So long as disease continues to be regarded, even if only subconsciously, as an entity, a terrible something that must be resisted, cast out and destroyed, and medicines are thought of as equally positive entities, either prepared by nature or devised by man for the destruction of disease and, so long as the great problem of the devotees of the various systems of medicine is to find a medicine which, when administered to the sick, will destroy or cast out the disease and save the sick alive, just so long will a rational and scientific approach to the problems of human suffering remain impossible.
The absurd notion that organismic convulsions (disease) and weakness are of exotic origin is so crucial to the prosperity of the medical profession that the physician is compelled, in sheer self-defense, to contest with every weapon he can command, the verities that the "diseases" listed in medical nosologies constitute climacteric symptomatologies of sub-clinical impairments of autogeneous origin and that these "diseases" cannot be mitigated or recovered from so long as the mode of life that engenders them continues to be carried out. The physician must, at all times, remain committed to the crotchet that "diseases" constitute physiological miscarriages localized in particular organs--and that the restitution of these organs to their original state is equivalent to the eradication of human pathologies.
When Hygienists defined disease as remedial effort, they had reference primarily to acute disease. Their view of chronic disease is well stated by Dr. George H. Taylor, who said of it: "Nor does it 'still educe good from seeming evil,' by doing a disagreeable, though perchance kind labor; but comes, with bare bones and jagged scythe, to hew by ineffectual inches." It is, however, not nearly as devoid of remedial processes as our Hygienic predecessors thought. Its cause is not, as some of the early Hygienists thought, "inwrought and compounded with the constitution itself," but is an integral part of the daily life of the individual. Chronic disease is commonly characterized by recurring crises, which are only symptoms of struggle, always imminent or present because those who suffer are constantly despoiling themselves. Chronic disease results from chronic provocation.
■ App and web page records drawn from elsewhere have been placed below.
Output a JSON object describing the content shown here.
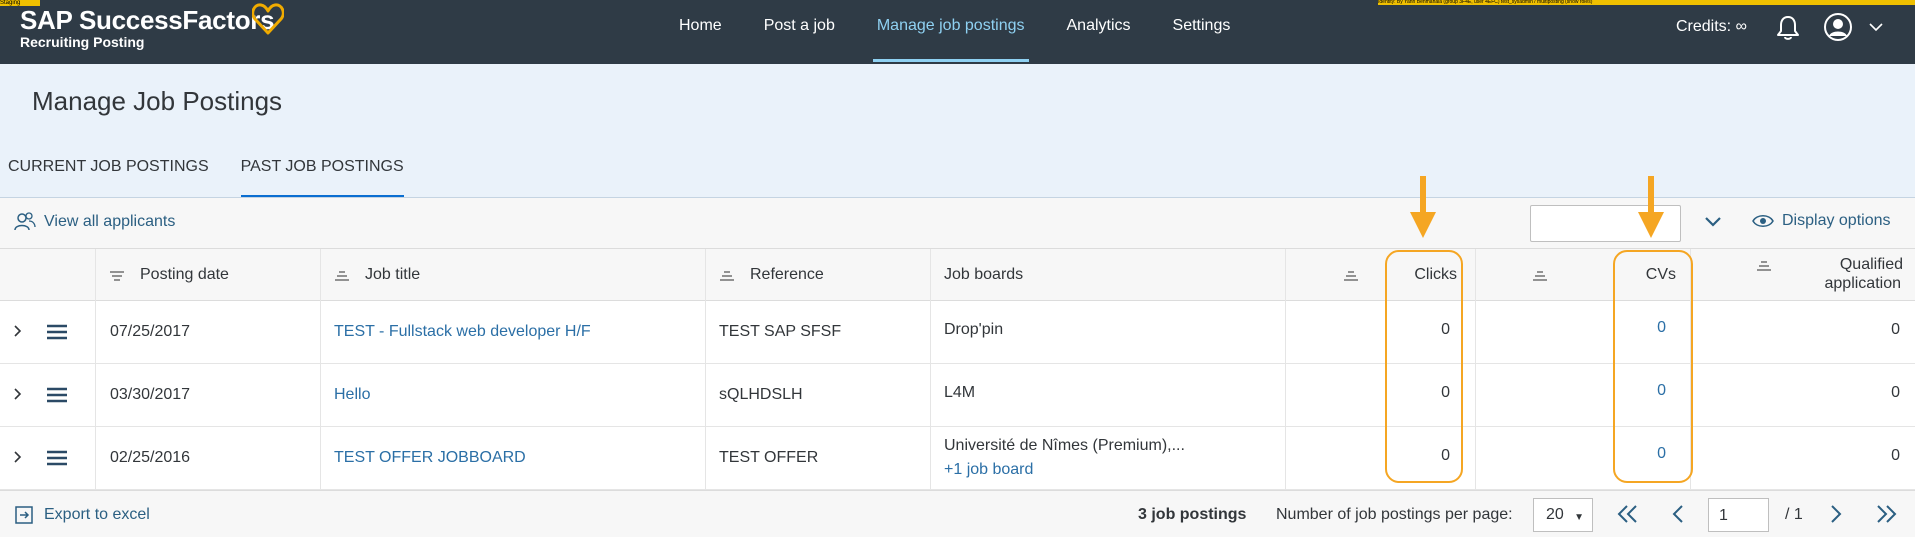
{
  "app": {
    "brand_name": "SAP SuccessFactors",
    "brand_sub": "Recruiting Posting",
    "corner_tag": "Staging",
    "debug_text": "Identity: By Yann Benmahala (group 3F4E, user 4EFC) test_sysadmin / multiposting (show roles)"
  },
  "nav": {
    "items": [
      {
        "label": "Home"
      },
      {
        "label": "Post a job"
      },
      {
        "label": "Manage job postings"
      },
      {
        "label": "Analytics"
      },
      {
        "label": "Settings"
      }
    ],
    "active_index": 2
  },
  "header": {
    "credits": "Credits: ∞",
    "title": "Manage Job Postings"
  },
  "tabs": [
    {
      "label": "CURRENT JOB POSTINGS"
    },
    {
      "label": "PAST JOB POSTINGS"
    }
  ],
  "toolbar": {
    "view_all": "View all applicants",
    "search_value": "",
    "display_options": "Display options"
  },
  "table": {
    "columns": [
      {
        "label": "Posting date"
      },
      {
        "label": "Job title"
      },
      {
        "label": "Reference"
      },
      {
        "label": "Job boards"
      },
      {
        "label": "Clicks"
      },
      {
        "label": "CVs"
      },
      {
        "label": "Qualified"
      },
      {
        "label": "application"
      }
    ],
    "rows": [
      {
        "date": "07/25/2017",
        "title": "TEST - Fullstack web developer H/F",
        "reference": "TEST SAP SFSF",
        "boards": "Drop'pin",
        "boards_extra": "",
        "clicks": "0",
        "cvs": "0",
        "qualified": "0"
      },
      {
        "date": "03/30/2017",
        "title": "Hello",
        "reference": "sQLHDSLH",
        "boards": "L4M",
        "boards_extra": "",
        "clicks": "0",
        "cvs": "0",
        "qualified": "0"
      },
      {
        "date": "02/25/2016",
        "title": "TEST OFFER JOBBOARD",
        "reference": "TEST OFFER",
        "boards": "Université de Nîmes (Premium),...",
        "boards_extra": "+1 job board",
        "clicks": "0",
        "cvs": "0",
        "qualified": "0"
      }
    ]
  },
  "footer": {
    "export": "Export to excel",
    "count": "3 job postings",
    "per_page_label": "Number of job postings per page:",
    "per_page_value": "20",
    "page_value": "1",
    "page_total": "/ 1"
  },
  "colors": {
    "topbar": "#2f3b46",
    "accent_nav": "#8fd1f2",
    "link": "#2b6fa6",
    "annotation": "#f5a623",
    "brand_heart": "#f0ab00"
  }
}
Hygienists early recognized that the suppression of acute disease is one of the chief causes of chronic disease. When poisonous matter has accumulated in the system to the point where it becomes a menace to life, the body makes a violent effort to cast it out and we have pain, inflammations, fevers, and the whole train of acute diseases. The poisons of the system and the poisons of the physician weaken the powers of the body and we have the less violent, but more protracted agonies of chronic disease. The struggle of the system to cast out its accumulated toxins continues so long as the organism remains alive. Every effort of nature is for health and the symptoms of disease are but the actions or powers of the body in expelling toxins and remedying damages. It is the work of the Hygienist to facilitate these efforts, not by treatments, but by supplying appropriate physiological conditions.